- "When it comes to bashing Microsoft, it seems that any old canard will do; facts are strictly optional." That's from Resorting to FUD Hurts the Alternatives to Microsoft, which reminds us that amazingly enough you really can stoop too low when casting mud at Microsoft.
The Linux of our Understanding   by Anthony Lawrence
- We techy folks are sometimes quick to pull the trigger when we spot people using tools without proper understanding. We laugh at Windows "point and click" mentality. Sometimes it may be justified, but I have to wonder if our own houses can stand deep inspection.
Sneakers on a Dead Pig   by Anthony Lawrence
- With enough patience and perhaps some duct tape, you can get a pair of Air Jordan's onto a dead pig. You could strap two pair on if you like and even add a nice Celtics jersey, but there's still no way that pig is going to shoot any hoops. First of all, it's a pig. Second, did you notice that it's dead?
WordPress Plugin Development   by Anthony Lawrence
- Let me be straight up on this: I'm NOT a big WordPress fan. Nobody would ever forget to include the word "mess" when searching for appropriate adjectives to describe WordPress. The use of Php has consistently opened up WordPress users to security problems and I have little doubt that it will leave them vulnerable once again. I would never, never, NEVER recommend this to anyone except..
Why is Microsoft suing TomTom? Why doesn't TomTom just pay up?   by Anthony Lawrence
- Interoperability is of course part of what makes Microsoft a popular choice among the technologically illiterate. Many companies deliberately adopt open standards to encourage other products to work more easily with theirs; Microsoft deliberately chooses just the opposite. Will your Windows XP machine recognize any open source file systems? You can mount NFS with their "Services for Unix" but I'd guess that's far beyond a typical Windows user's skill set. No, TomTom and everybody else needs FAT, and Microsoft is going to make them pay for the privilege.
TASK_KILLABLE   by Anthony Lawrence
- Who hasn't been frustrated by some device stuck in a hardware read or write? Maybe it's a tape drive? It's effectively dead, maybe because the person who wrote the driver is an idiot or maybe because the person who designed the hardware is more of an idiot, or more likely something has just gone tragically wrong and you are stuck. Literally stuck, because the process doing the reading or writing dove down into the driver and it's never coming back up for air. Never. Go ahead, send it a "kill -9" signal. The process will never see that, because it's way down at the bottom of the ocean waiting for something that apparently is never going to happen.
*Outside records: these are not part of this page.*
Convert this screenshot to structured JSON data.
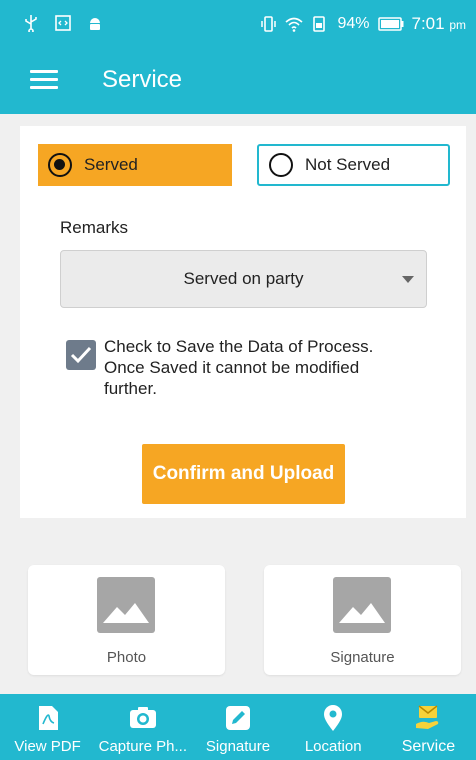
{
  "status_bar": {
    "battery": "94%",
    "time": "7:01",
    "ampm": "pm",
    "left_icons": [
      "usb-icon",
      "code-icon",
      "android-icon"
    ],
    "right_icons": [
      "vibrate-icon",
      "wifi-icon",
      "sim-icon",
      "battery-icon"
    ]
  },
  "app_bar": {
    "title": "Service",
    "menu_icon": "hamburger-menu-icon"
  },
  "service_status": {
    "options": [
      {
        "label": "Served",
        "checked": true
      },
      {
        "label": "Not Served",
        "checked": false
      }
    ]
  },
  "remarks": {
    "label": "Remarks",
    "selected": "Served on party"
  },
  "save_checkbox": {
    "checked": true,
    "text": "Check to Save the Data of Process. Once Saved it cannot be modified further."
  },
  "confirm_button": {
    "label": "Confirm and Upload"
  },
  "tiles": [
    {
      "label": "Photo",
      "icon": "image-placeholder-icon"
    },
    {
      "label": "Signature",
      "icon": "image-placeholder-icon"
    }
  ],
  "bottom_nav": {
    "items": [
      {
        "label": "View PDF",
        "icon": "pdf-icon"
      },
      {
        "label": "Capture Ph...",
        "icon": "camera-icon"
      },
      {
        "label": "Signature",
        "icon": "pencil-icon"
      },
      {
        "label": "Location",
        "icon": "location-pin-icon"
      },
      {
        "label": "Service",
        "icon": "service-hand-icon",
        "active": true
      }
    ]
  },
  "colors": {
    "primary": "#22b8cf",
    "accent": "#f6a623",
    "checkbox": "#6e7b8b"
  }
}
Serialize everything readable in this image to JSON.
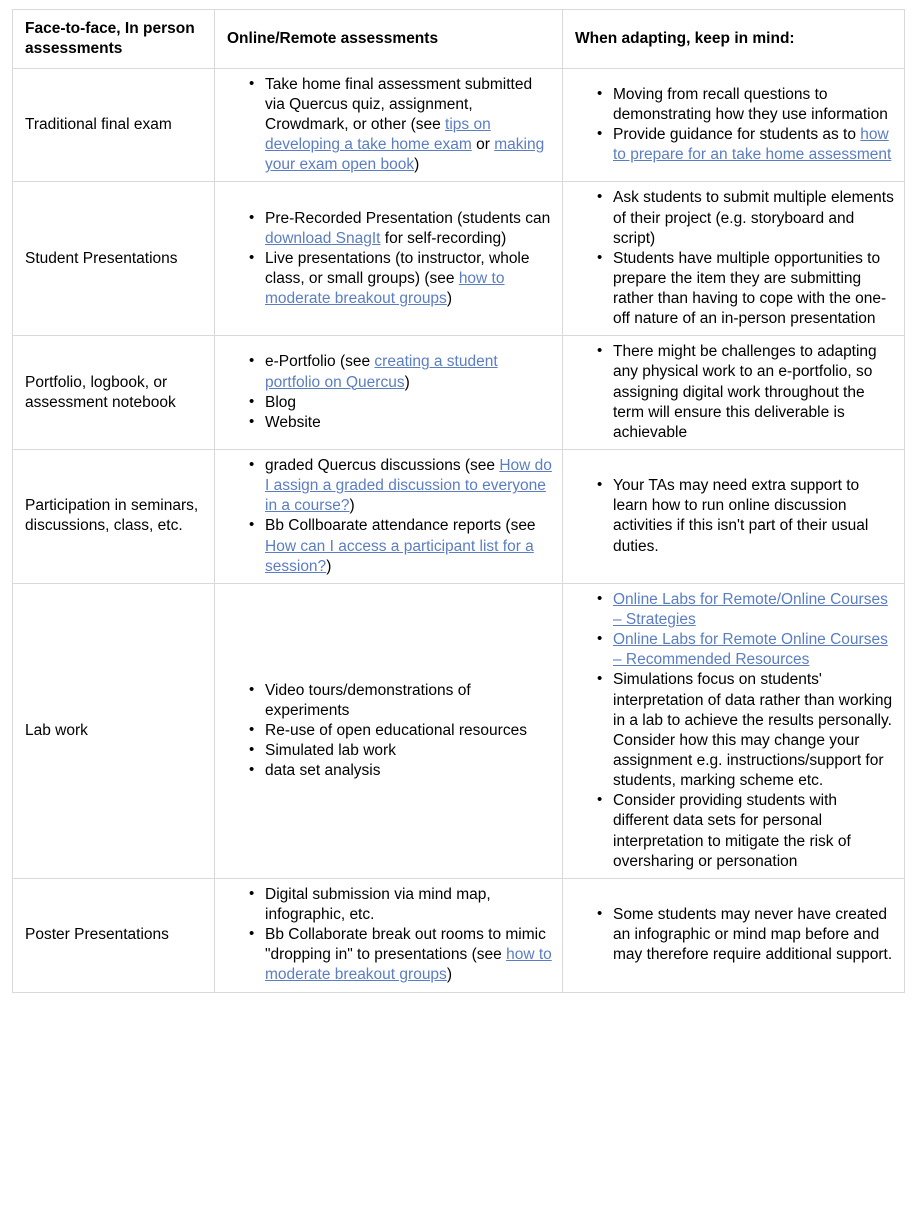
{
  "table": {
    "headers": [
      "Face-to-face, In person assessments",
      "Online/Remote assessments",
      "When adapting, keep in mind:"
    ],
    "rows": [
      {
        "label": "Traditional final exam",
        "online": [
          {
            "parts": [
              {
                "t": "Take home final assessment submitted via Quercus quiz, assignment, Crowdmark, or other (see "
              },
              {
                "t": "tips on developing a take home exam",
                "link": true
              },
              {
                "t": " or "
              },
              {
                "t": "making your exam open book",
                "link": true
              },
              {
                "t": ")"
              }
            ]
          }
        ],
        "keep_in_mind": [
          {
            "parts": [
              {
                "t": "Moving from recall questions to demonstrating how they use information"
              }
            ]
          },
          {
            "parts": [
              {
                "t": "Provide guidance for students as to "
              },
              {
                "t": "how to prepare for an take home assessment",
                "link": true
              }
            ]
          }
        ]
      },
      {
        "label": "Student Presentations",
        "online": [
          {
            "parts": [
              {
                "t": "Pre-Recorded Presentation (students can "
              },
              {
                "t": "download SnagIt",
                "link": true
              },
              {
                "t": " for self-recording)"
              }
            ]
          },
          {
            "parts": [
              {
                "t": "Live presentations (to instructor, whole class, or small groups) (see "
              },
              {
                "t": "how to moderate breakout groups",
                "link": true
              },
              {
                "t": ")"
              }
            ]
          }
        ],
        "keep_in_mind": [
          {
            "parts": [
              {
                "t": "Ask students to submit multiple elements of their project (e.g. storyboard and script)"
              }
            ]
          },
          {
            "parts": [
              {
                "t": "Students have multiple opportunities to prepare the item they are submitting rather than having to cope with the one-off nature of an in-person presentation"
              }
            ]
          }
        ]
      },
      {
        "label": "Portfolio, logbook, or assessment notebook",
        "online": [
          {
            "parts": [
              {
                "t": "e-Portfolio (see "
              },
              {
                "t": "creating a student portfolio on Quercus",
                "link": true
              },
              {
                "t": ")"
              }
            ]
          },
          {
            "parts": [
              {
                "t": "Blog"
              }
            ]
          },
          {
            "parts": [
              {
                "t": "Website"
              }
            ]
          }
        ],
        "keep_in_mind": [
          {
            "parts": [
              {
                "t": "There might be challenges to adapting any physical work to an e-portfolio, so assigning digital work throughout the term will ensure this deliverable is achievable"
              }
            ]
          }
        ]
      },
      {
        "label": "Participation in seminars, discussions, class, etc.",
        "online": [
          {
            "parts": [
              {
                "t": "graded Quercus discussions (see "
              },
              {
                "t": "How do I assign a graded discussion to everyone in a course?",
                "link": true
              },
              {
                "t": ")"
              }
            ]
          },
          {
            "parts": [
              {
                "t": "Bb Collboarate attendance reports (see "
              },
              {
                "t": "How can I access a participant list for a session?",
                "link": true
              },
              {
                "t": ")"
              }
            ]
          }
        ],
        "keep_in_mind": [
          {
            "parts": [
              {
                "t": "Your TAs may need extra support to learn how to run online discussion activities if this isn't part of their usual duties."
              }
            ]
          }
        ]
      },
      {
        "label": "Lab work",
        "online": [
          {
            "parts": [
              {
                "t": "Video tours/demonstrations of experiments"
              }
            ]
          },
          {
            "parts": [
              {
                "t": "Re-use of open educational resources"
              }
            ]
          },
          {
            "parts": [
              {
                "t": "Simulated lab work"
              }
            ]
          },
          {
            "parts": [
              {
                "t": "data set analysis"
              }
            ]
          }
        ],
        "keep_in_mind": [
          {
            "parts": [
              {
                "t": "Online Labs for Remote/Online Courses – Strategies",
                "link": true
              }
            ]
          },
          {
            "parts": [
              {
                "t": "Online Labs for Remote Online Courses – Recommended Resources",
                "link": true
              }
            ]
          },
          {
            "parts": [
              {
                "t": "Simulations focus on students' interpretation of data rather than working in a lab to achieve the results personally. Consider how this may change your assignment e.g. instructions/support for students, marking scheme etc."
              }
            ]
          },
          {
            "parts": [
              {
                "t": "Consider providing students with different data sets for personal interpretation to mitigate the risk of oversharing or personation"
              }
            ]
          }
        ]
      },
      {
        "label": "Poster Presentations",
        "online": [
          {
            "parts": [
              {
                "t": "Digital submission via mind map, infographic, etc."
              }
            ]
          },
          {
            "parts": [
              {
                "t": "Bb Collaborate break out rooms to mimic \"dropping in\" to presentations (see "
              },
              {
                "t": "how to moderate breakout groups",
                "link": true
              },
              {
                "t": ")"
              }
            ]
          }
        ],
        "keep_in_mind": [
          {
            "parts": [
              {
                "t": "Some students may never have created an infographic or mind map before and may therefore require additional support."
              }
            ]
          }
        ]
      }
    ]
  },
  "colors": {
    "link": "#5b7ec2",
    "border": "#d9d9d9",
    "text": "#000000",
    "background": "#ffffff"
  }
}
Smashwords   by Anthony Lawrence
- I was very excited to stumble upon Smashwords today. Many bloggers publish e-books, either to sell or to give away as promotional items. The problem is choosing a format to publish in. PDF is the lingua franca of the web, but now people also want to be able to use their iPhones, Kindles and other devices. It's annoying and sometimes difficult to provide all the desired formats.
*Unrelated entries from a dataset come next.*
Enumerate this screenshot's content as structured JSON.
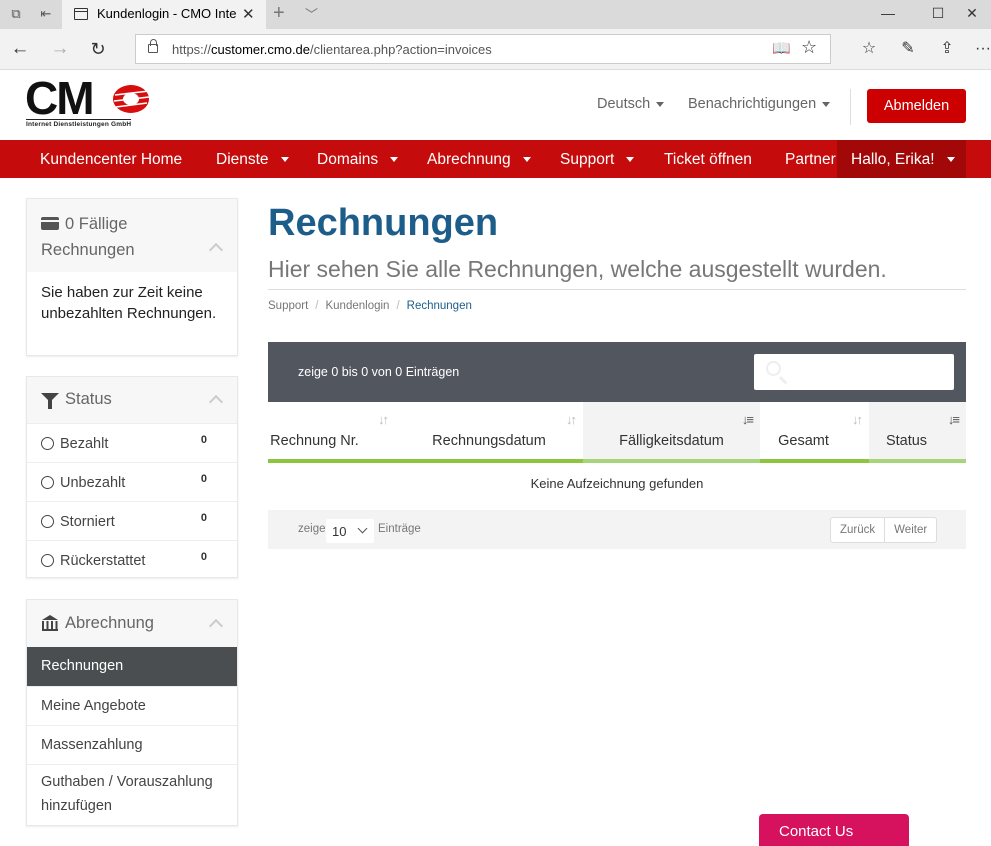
{
  "browser": {
    "tab_title": "Kundenlogin - CMO Inte",
    "url_prefix": "https://",
    "url_host": "customer.cmo.de",
    "url_path": "/clientarea.php?action=invoices"
  },
  "header": {
    "logo_text": "CM",
    "logo_subtitle": "Internet Dienstleistungen GmbH",
    "language": "Deutsch",
    "notifications": "Benachrichtigungen",
    "logout": "Abmelden"
  },
  "nav": {
    "items": [
      "Kundencenter Home",
      "Dienste",
      "Domains",
      "Abrechnung",
      "Support",
      "Ticket öffnen",
      "Partner"
    ],
    "user": "Hallo, Erika!"
  },
  "sidebar": {
    "due": {
      "title": "0 Fällige Rechnungen",
      "message": "Sie haben zur Zeit keine unbezahlten Rechnungen."
    },
    "status": {
      "title": "Status",
      "items": [
        {
          "label": "Bezahlt",
          "count": "0"
        },
        {
          "label": "Unbezahlt",
          "count": "0"
        },
        {
          "label": "Storniert",
          "count": "0"
        },
        {
          "label": "Rückerstattet",
          "count": "0"
        }
      ]
    },
    "billing": {
      "title": "Abrechnung",
      "items": [
        "Rechnungen",
        "Meine Angebote",
        "Massenzahlung",
        "Guthaben / Vorauszahlung hinzufügen"
      ],
      "active": "Rechnungen"
    }
  },
  "content": {
    "title": "Rechnungen",
    "subtitle": "Hier sehen Sie alle Rechnungen, welche ausgestellt wurden.",
    "breadcrumb": [
      "Support",
      "Kundenlogin",
      "Rechnungen"
    ],
    "table": {
      "info": "zeige 0 bis 0 von 0 Einträgen",
      "columns": [
        "Rechnung Nr.",
        "Rechnungsdatum",
        "Fälligkeitsdatum",
        "Gesamt",
        "Status"
      ],
      "empty": "Keine Aufzeichnung gefunden",
      "length_prefix": "zeige",
      "length_value": "10",
      "length_suffix": "Einträge",
      "prev": "Zurück",
      "next": "Weiter"
    }
  },
  "contact_button": "Contact Us",
  "colors": {
    "brand_red": "#c50b0b",
    "title_blue": "#1d5d8a",
    "contact_pink": "#d6115e",
    "table_header_bg": "#52565f",
    "column_underline": "#8cc63f"
  }
}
More backup, please   by Anthony Lawrence
- Last week I had one of those horrible experiences that actually turn out sort of OK but still leave you feeling cheated and sick. The situation was a customer who needed to restore some backed up data. Well, fortunately she really DIDN'T need to restore data..
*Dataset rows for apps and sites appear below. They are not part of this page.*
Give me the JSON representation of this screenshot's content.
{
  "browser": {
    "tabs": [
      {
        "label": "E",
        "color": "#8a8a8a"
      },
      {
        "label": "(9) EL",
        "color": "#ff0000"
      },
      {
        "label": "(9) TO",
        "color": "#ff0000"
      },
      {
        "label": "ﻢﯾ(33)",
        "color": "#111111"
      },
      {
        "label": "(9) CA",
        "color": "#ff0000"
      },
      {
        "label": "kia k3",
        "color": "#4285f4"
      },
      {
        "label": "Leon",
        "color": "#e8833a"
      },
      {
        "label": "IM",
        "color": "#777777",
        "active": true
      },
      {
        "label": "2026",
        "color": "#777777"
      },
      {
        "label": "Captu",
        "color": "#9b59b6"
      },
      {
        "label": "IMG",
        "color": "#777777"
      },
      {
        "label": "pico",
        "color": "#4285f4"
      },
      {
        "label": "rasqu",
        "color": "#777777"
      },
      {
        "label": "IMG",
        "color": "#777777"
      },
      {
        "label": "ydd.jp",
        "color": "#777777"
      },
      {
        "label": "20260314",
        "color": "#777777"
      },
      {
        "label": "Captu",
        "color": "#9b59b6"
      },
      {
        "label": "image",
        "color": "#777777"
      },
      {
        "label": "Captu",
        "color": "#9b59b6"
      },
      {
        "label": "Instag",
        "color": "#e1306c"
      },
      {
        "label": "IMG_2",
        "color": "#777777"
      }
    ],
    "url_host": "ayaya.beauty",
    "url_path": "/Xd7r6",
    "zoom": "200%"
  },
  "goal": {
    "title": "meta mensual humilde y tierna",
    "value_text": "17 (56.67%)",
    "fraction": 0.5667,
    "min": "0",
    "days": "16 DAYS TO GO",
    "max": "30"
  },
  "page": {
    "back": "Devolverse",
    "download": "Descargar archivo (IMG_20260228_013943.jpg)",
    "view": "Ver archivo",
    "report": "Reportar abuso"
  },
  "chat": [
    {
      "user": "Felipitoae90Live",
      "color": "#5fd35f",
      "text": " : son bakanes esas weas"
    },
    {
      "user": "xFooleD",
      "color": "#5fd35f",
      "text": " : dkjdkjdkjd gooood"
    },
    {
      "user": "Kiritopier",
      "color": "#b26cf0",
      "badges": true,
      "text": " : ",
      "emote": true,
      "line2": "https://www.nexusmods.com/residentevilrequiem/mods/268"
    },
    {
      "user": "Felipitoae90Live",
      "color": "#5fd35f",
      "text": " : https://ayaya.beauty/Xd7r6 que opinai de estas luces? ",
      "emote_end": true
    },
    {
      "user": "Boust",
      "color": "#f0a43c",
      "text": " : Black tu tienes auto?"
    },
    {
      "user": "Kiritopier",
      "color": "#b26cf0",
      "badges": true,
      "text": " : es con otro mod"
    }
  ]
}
Find with -execdir   by Anthony Lawrence
- Let's look at some newer "find" options that old Unix hands may not have picked up on. The first is "-execdir". This works like "-exec" but executes the requested command after first having changed into the directory that holds the file that is in the argument. So, if you have "find . -exec ls {} \;" and "./subdir/myfile" is one of the files under ".", when "find" reaches that it will call "ls ./subdir/myfile". If you use "find . -execdir ls {} \;" instead, "find" will change into "./subdir" and then execute "ls myfile".